═════ Provided data

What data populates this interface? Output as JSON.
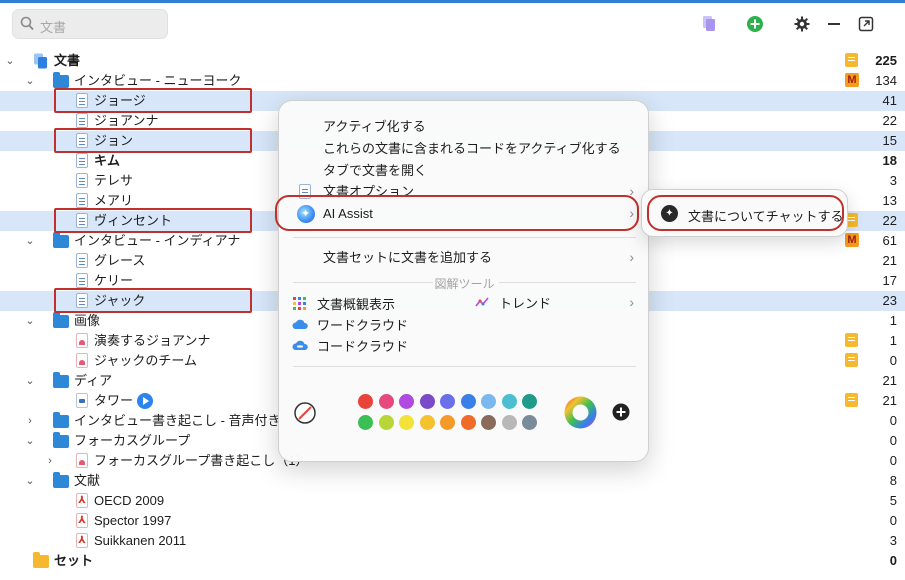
{
  "search": {
    "placeholder": "文書"
  },
  "toolbar": {
    "icons": [
      "new-document-icon",
      "add-icon",
      "gear-icon",
      "minimize-icon",
      "expand-window-icon"
    ],
    "add_color": "#2fb04c",
    "doc_icon_color": "#a995f0"
  },
  "tree": [
    {
      "label": "文書",
      "count": "225",
      "bold": true,
      "badge": "note"
    },
    {
      "label": "インタビュー - ニューヨーク",
      "count": "134",
      "badge": "memo"
    },
    {
      "label": "ジョージ",
      "count": "41",
      "selected": true
    },
    {
      "label": "ジョアンナ",
      "count": "22"
    },
    {
      "label": "ジョン",
      "count": "15",
      "selected": true
    },
    {
      "label": "キム",
      "count": "18",
      "bold": true
    },
    {
      "label": "テレサ",
      "count": "3"
    },
    {
      "label": "メアリ",
      "count": "13"
    },
    {
      "label": "ヴィンセント",
      "count": "22",
      "selected": true,
      "badge": "note"
    },
    {
      "label": "インタビュー - インディアナ",
      "count": "61",
      "badge": "memo"
    },
    {
      "label": "グレース",
      "count": "21"
    },
    {
      "label": "ケリー",
      "count": "17"
    },
    {
      "label": "ジャック",
      "count": "23",
      "selected": true
    },
    {
      "label": "画像",
      "count": "1"
    },
    {
      "label": "演奏するジョアンナ",
      "count": "1",
      "badge": "note"
    },
    {
      "label": "ジャックのチーム",
      "count": "0",
      "badge": "note"
    },
    {
      "label": "ディア",
      "count": "21"
    },
    {
      "label": "タワー",
      "count": "21",
      "badge": "note"
    },
    {
      "label": "インタビュー書き起こし - 音声付き",
      "count": "0"
    },
    {
      "label": "フォーカスグループ",
      "count": "0"
    },
    {
      "label": "フォーカスグループ書き起こし（1）",
      "count": "0"
    },
    {
      "label": "文献",
      "count": "8"
    },
    {
      "label": "OECD 2009",
      "count": "5"
    },
    {
      "label": "Spector 1997",
      "count": "0"
    },
    {
      "label": "Suikkanen 2011",
      "count": "3"
    },
    {
      "label": "セット",
      "count": "0",
      "bold": true
    }
  ],
  "menu": {
    "activate": "アクティブ化する",
    "activate_codes": "これらの文書に含まれるコードをアクティブ化する",
    "open_tab": "タブで文書を開く",
    "doc_options": "文書オプション",
    "ai_assist": "AI Assist",
    "add_to_set": "文書セットに文書を追加する",
    "visual_tools_header": "図解ツール",
    "doc_overview": "文書概観表示",
    "trend": "トレンド",
    "word_cloud": "ワードクラウド",
    "code_cloud": "コードクラウド",
    "colors_row1": [
      "#e8443a",
      "#e64a7c",
      "#b04ae0",
      "#7a4ac8",
      "#6b6fe8",
      "#3a7ee8",
      "#7ab8f0",
      "#4bbfd0",
      "#1f9b8a"
    ],
    "colors_row2": [
      "#3cbf55",
      "#b8d53a",
      "#f2e23a",
      "#f5c12e",
      "#f59a28",
      "#f06a2a",
      "#8a6a5a",
      "#b8b8b8",
      "#7a8c9a"
    ]
  },
  "submenu": {
    "chat": "文書についてチャットする"
  }
}
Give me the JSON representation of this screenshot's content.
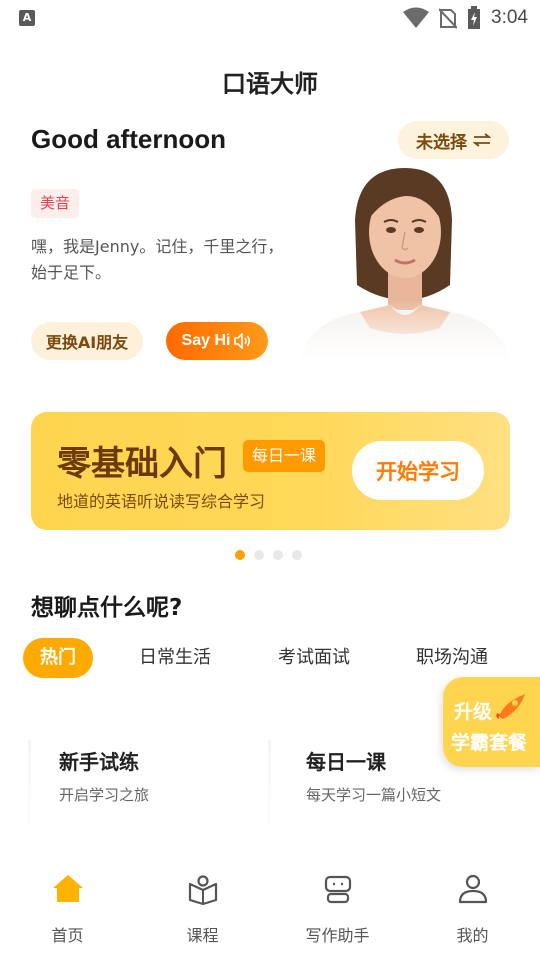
{
  "status_bar": {
    "time": "3:04",
    "notification_letter": "A"
  },
  "app": {
    "title": "口语大师"
  },
  "greeting": {
    "text": "Good afternoon",
    "selector_label": "未选择",
    "accent_tag": "美音",
    "intro": "嘿，我是Jenny。记住，千里之行，始于足下。",
    "change_button": "更换AI朋友",
    "say_hi_button": "Say Hi"
  },
  "banner": {
    "title": "零基础入门",
    "badge": "每日一课",
    "subtitle": "地道的英语听说读写综合学习",
    "button": "开始学习",
    "page_count": 4,
    "active_page": 1
  },
  "topics": {
    "title": "想聊点什么呢?",
    "tabs": [
      "热门",
      "日常生活",
      "考试面试",
      "职场沟通"
    ],
    "active_tab": "热门"
  },
  "upgrade": {
    "line1": "升级",
    "line2": "学霸套餐"
  },
  "cards": [
    {
      "title": "新手试练",
      "subtitle": "开启学习之旅"
    },
    {
      "title": "每日一课",
      "subtitle": "每天学习一篇小短文"
    }
  ],
  "bottom_nav": [
    {
      "label": "首页",
      "icon": "home-icon",
      "active": true
    },
    {
      "label": "课程",
      "icon": "course-book-icon",
      "active": false
    },
    {
      "label": "写作助手",
      "icon": "robot-icon",
      "active": false
    },
    {
      "label": "我的",
      "icon": "profile-icon",
      "active": false
    }
  ],
  "colors": {
    "accent": "#ffaa00",
    "banner": "#ffd54f",
    "say_hi_start": "#ff6a00",
    "say_hi_end": "#ff9a1a"
  }
}
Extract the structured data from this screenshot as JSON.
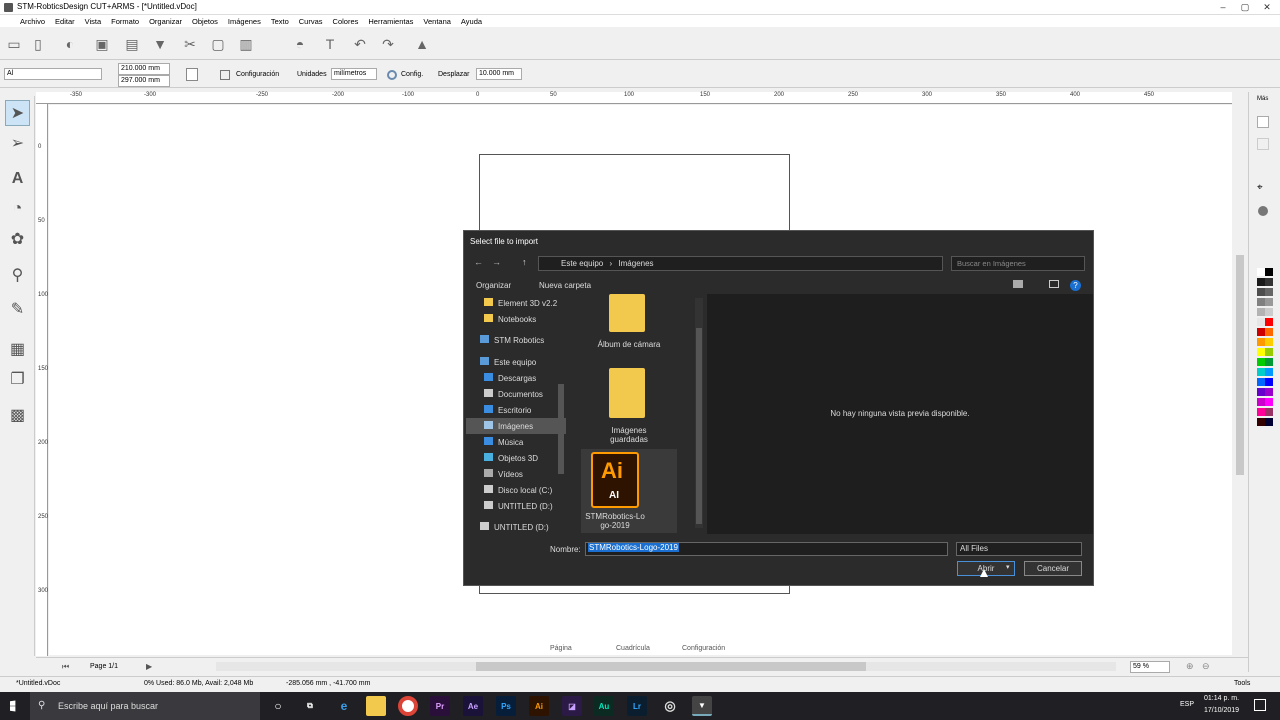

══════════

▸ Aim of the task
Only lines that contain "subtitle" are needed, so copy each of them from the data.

▸ Your solution
    "subtitle": "地道的英语听说读写综合学习",
      "subtitle": "开启学习之旅"
      "subtitle": "每天学习一篇小短文"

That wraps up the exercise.